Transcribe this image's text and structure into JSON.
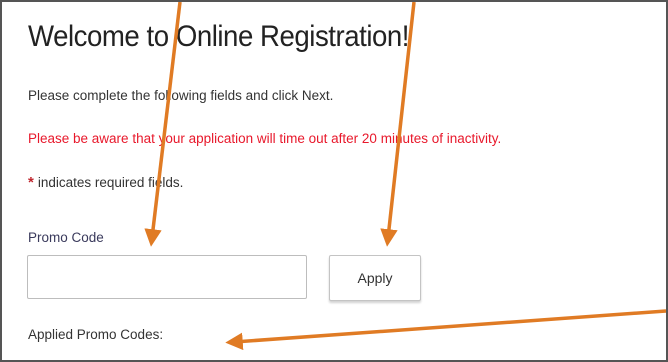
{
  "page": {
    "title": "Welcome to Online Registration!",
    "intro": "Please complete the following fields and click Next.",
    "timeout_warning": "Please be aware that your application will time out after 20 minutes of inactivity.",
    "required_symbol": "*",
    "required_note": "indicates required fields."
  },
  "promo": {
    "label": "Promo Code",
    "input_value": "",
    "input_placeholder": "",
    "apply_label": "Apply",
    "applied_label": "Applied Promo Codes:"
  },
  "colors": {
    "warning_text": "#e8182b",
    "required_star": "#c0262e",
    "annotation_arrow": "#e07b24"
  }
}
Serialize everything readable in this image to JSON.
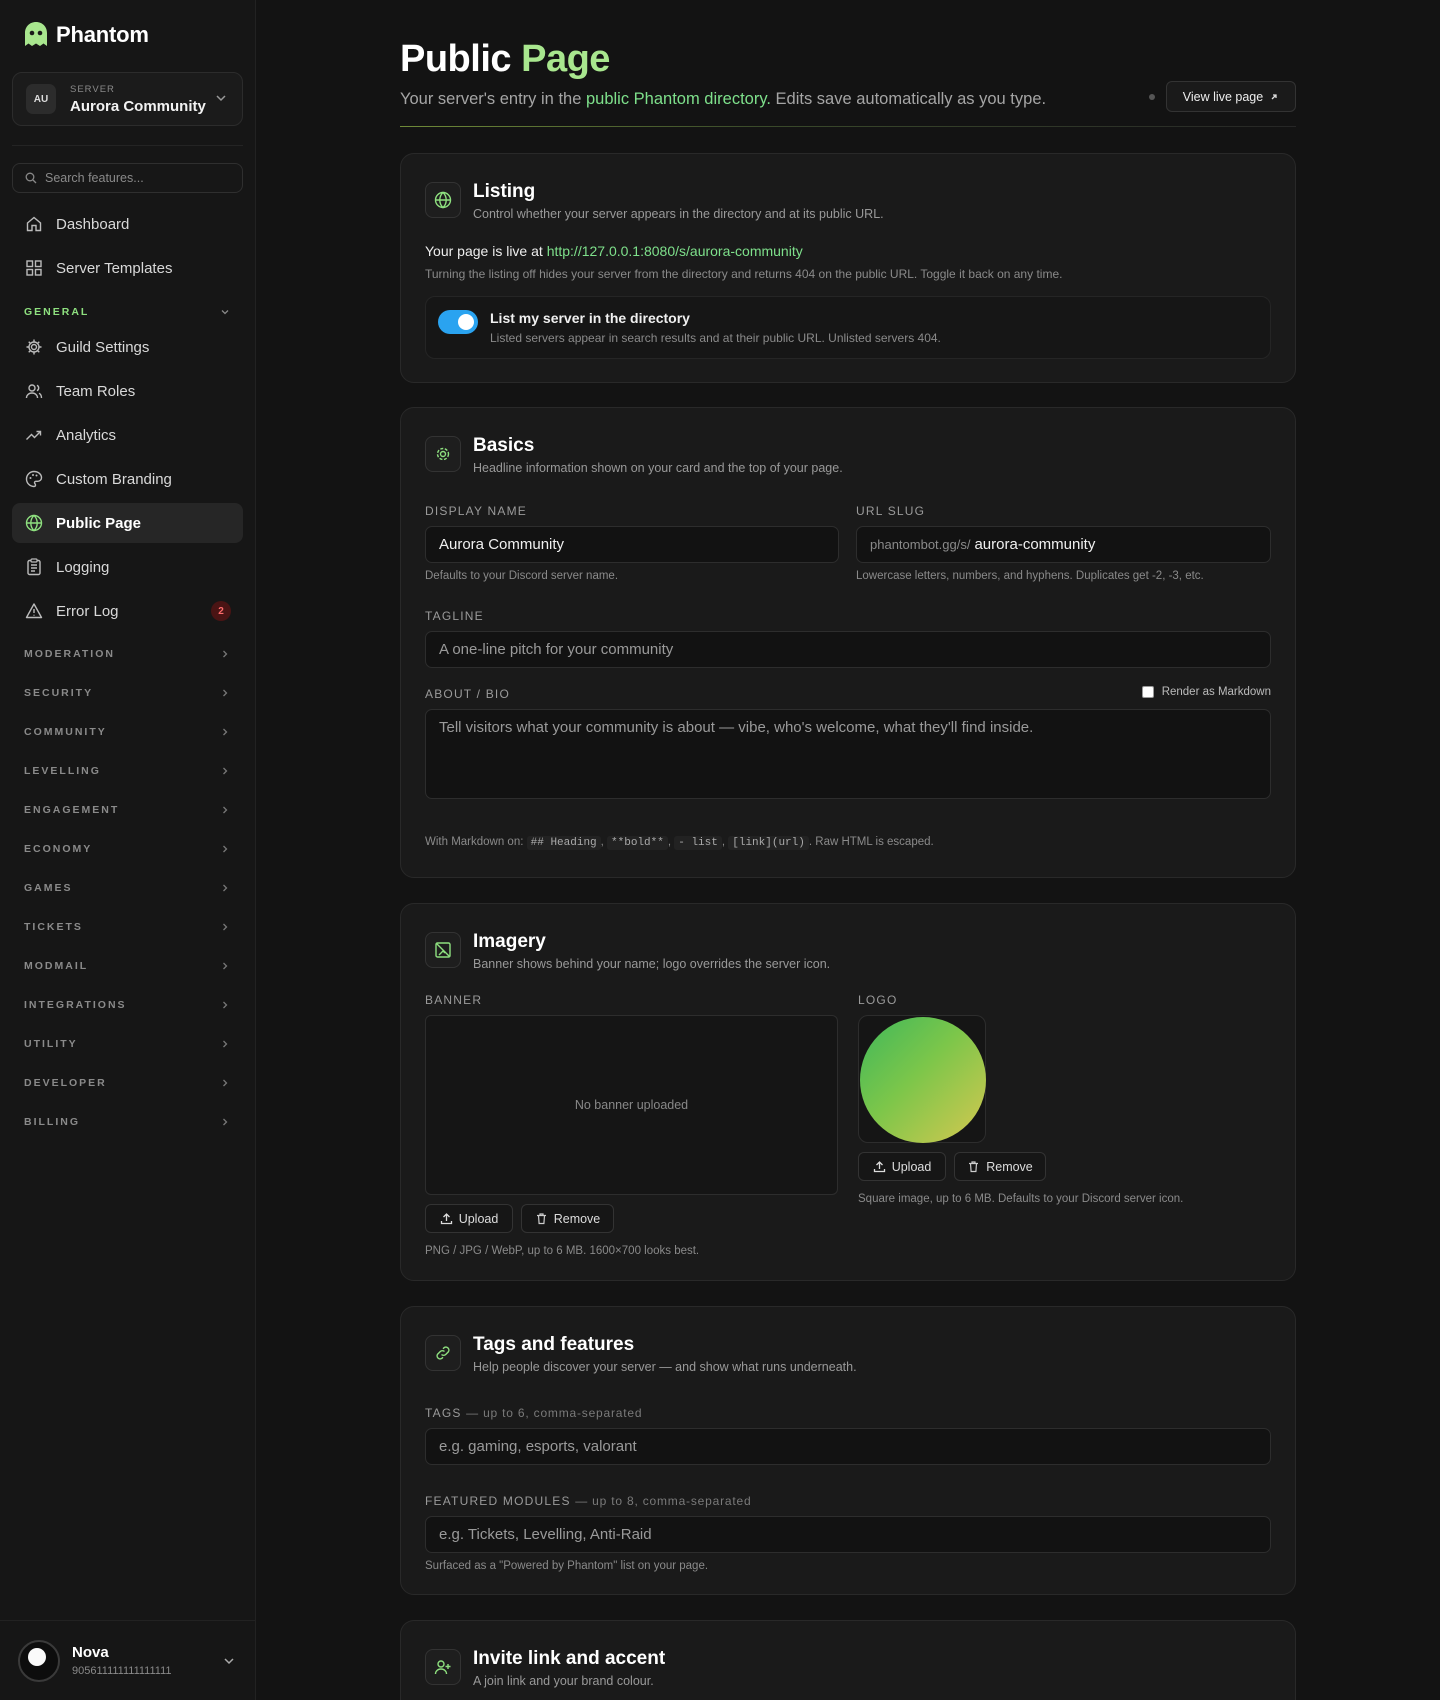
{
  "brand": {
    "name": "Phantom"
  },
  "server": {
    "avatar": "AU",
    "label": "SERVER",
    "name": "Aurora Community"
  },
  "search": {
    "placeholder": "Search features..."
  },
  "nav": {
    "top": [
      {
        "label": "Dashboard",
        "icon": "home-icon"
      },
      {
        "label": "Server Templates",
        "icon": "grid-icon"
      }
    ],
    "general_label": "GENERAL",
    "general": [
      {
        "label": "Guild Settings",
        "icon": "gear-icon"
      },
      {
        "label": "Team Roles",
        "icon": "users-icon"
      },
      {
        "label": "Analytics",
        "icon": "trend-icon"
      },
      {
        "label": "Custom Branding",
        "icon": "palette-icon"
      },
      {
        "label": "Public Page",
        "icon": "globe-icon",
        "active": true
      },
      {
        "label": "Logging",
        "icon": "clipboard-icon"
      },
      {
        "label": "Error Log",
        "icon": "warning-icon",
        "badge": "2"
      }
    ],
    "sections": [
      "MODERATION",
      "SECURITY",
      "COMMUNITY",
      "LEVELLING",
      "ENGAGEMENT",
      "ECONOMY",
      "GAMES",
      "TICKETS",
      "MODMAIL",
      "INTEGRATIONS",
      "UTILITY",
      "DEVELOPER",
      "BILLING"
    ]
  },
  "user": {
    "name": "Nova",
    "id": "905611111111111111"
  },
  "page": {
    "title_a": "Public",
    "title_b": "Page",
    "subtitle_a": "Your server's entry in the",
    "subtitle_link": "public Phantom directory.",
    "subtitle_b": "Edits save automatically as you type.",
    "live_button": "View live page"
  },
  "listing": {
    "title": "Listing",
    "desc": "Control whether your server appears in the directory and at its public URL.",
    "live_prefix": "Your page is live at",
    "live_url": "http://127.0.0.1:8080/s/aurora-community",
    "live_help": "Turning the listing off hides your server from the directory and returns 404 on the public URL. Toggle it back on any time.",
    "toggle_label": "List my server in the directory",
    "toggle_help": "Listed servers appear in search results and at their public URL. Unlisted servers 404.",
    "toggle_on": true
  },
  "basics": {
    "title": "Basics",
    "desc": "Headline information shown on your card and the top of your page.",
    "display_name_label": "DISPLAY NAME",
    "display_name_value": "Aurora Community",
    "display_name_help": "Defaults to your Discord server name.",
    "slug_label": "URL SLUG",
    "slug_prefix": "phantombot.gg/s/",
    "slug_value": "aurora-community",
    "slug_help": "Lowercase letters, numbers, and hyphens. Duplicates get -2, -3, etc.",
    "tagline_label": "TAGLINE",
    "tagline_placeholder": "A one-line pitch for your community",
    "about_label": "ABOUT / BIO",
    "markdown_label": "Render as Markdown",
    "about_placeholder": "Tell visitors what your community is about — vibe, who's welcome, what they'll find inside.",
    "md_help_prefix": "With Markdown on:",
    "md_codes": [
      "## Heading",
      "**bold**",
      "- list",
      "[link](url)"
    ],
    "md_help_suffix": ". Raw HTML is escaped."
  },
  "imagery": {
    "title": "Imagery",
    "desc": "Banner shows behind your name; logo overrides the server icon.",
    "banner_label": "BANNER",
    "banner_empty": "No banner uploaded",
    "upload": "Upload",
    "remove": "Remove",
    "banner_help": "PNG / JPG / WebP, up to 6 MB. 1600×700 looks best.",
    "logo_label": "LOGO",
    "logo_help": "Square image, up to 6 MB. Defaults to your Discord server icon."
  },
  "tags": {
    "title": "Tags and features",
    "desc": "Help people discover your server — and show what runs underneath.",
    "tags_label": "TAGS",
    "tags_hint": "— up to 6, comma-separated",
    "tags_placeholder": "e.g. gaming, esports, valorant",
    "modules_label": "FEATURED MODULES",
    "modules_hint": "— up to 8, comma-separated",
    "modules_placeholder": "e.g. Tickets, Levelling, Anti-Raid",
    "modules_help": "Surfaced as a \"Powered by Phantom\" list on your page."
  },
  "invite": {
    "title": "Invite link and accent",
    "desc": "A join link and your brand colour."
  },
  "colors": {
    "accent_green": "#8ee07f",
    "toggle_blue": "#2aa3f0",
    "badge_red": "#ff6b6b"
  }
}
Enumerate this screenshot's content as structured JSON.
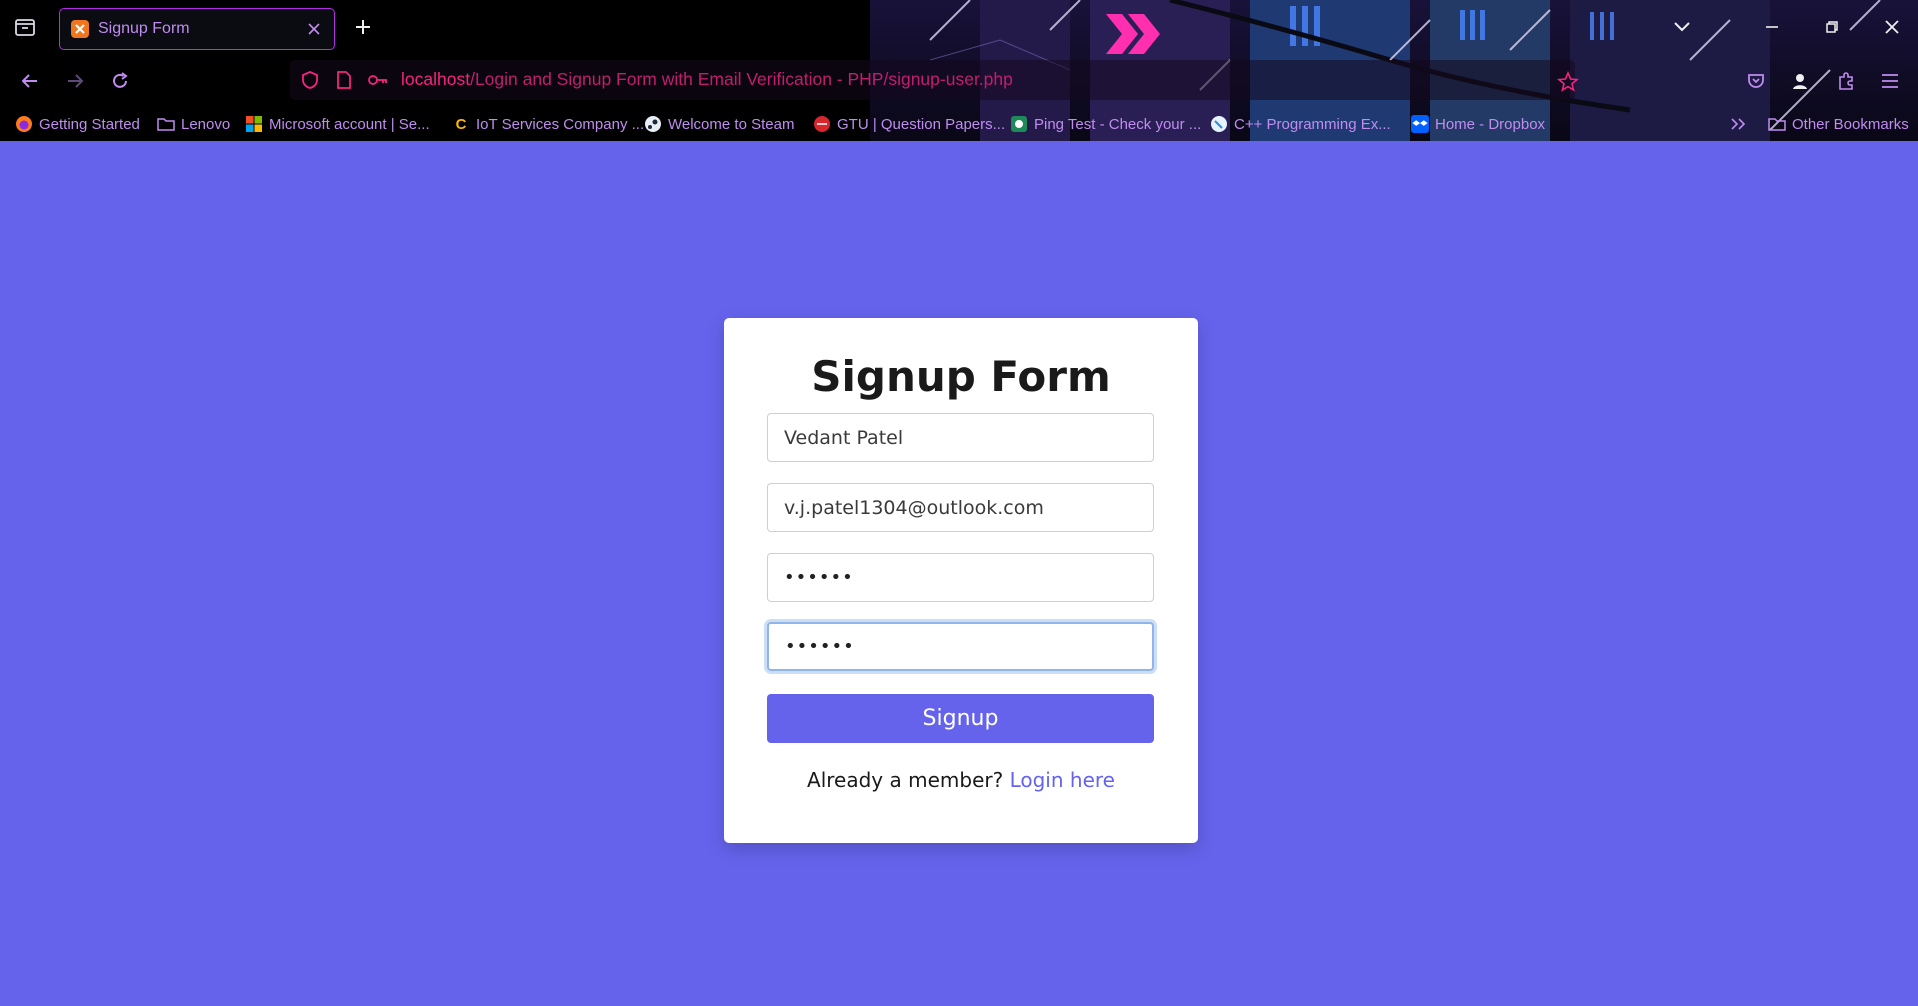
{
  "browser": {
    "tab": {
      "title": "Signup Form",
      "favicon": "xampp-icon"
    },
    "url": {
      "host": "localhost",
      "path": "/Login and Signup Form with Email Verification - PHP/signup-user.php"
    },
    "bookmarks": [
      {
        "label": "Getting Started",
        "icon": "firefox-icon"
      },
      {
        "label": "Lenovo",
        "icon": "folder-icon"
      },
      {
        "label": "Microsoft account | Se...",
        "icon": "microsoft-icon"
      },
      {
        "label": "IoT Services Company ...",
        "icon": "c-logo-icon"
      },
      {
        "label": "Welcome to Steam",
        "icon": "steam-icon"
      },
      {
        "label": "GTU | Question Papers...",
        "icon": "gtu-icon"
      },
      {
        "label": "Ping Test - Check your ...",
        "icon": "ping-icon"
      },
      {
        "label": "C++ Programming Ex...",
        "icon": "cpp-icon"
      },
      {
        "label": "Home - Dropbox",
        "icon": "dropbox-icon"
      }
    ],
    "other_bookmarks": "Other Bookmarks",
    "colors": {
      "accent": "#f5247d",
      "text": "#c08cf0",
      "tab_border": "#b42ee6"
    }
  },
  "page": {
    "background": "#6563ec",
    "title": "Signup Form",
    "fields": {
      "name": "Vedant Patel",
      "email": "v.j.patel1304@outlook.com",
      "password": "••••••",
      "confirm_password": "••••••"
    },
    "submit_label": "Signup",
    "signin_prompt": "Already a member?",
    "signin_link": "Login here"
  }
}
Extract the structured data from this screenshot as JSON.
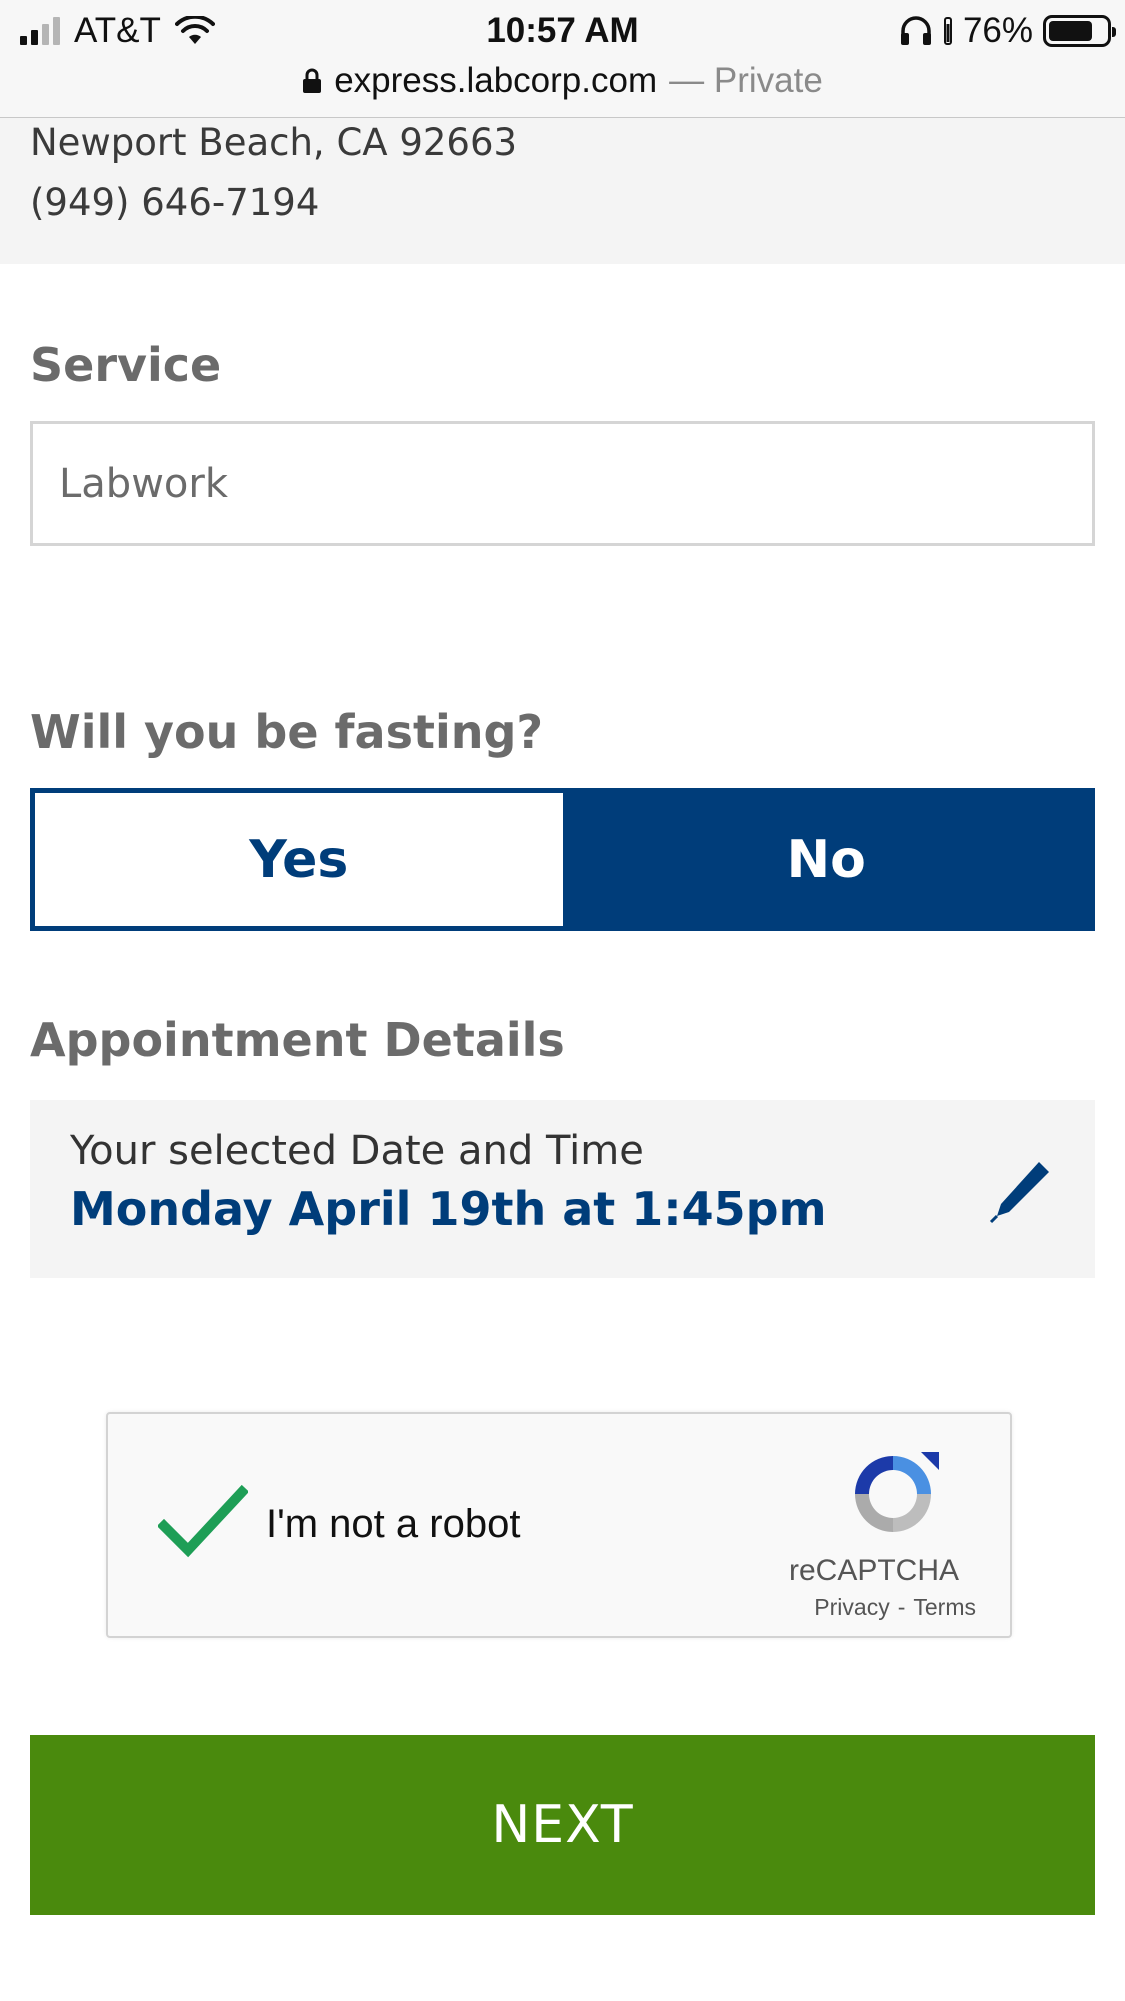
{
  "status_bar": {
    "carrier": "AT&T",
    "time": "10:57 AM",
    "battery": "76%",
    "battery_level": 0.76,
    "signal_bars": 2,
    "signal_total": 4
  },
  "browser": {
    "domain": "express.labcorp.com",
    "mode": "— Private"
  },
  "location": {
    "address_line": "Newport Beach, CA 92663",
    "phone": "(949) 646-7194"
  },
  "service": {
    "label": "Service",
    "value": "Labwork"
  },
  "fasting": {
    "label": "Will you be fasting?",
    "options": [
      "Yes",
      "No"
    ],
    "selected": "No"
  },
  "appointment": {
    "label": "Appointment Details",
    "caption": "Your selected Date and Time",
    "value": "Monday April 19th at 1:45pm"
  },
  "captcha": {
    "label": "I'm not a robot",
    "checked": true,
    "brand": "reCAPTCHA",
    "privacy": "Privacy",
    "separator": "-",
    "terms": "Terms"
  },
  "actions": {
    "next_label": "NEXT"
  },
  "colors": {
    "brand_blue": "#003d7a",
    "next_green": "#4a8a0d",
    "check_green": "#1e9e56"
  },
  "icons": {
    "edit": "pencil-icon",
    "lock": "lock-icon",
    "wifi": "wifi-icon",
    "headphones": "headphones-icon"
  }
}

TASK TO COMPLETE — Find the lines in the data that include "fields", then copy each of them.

OUTPUT OF THE EXERCISE —
    "intro": "Please complete the following fields and click Next.",
    "required_note": "indicates required fields."
    "fields": {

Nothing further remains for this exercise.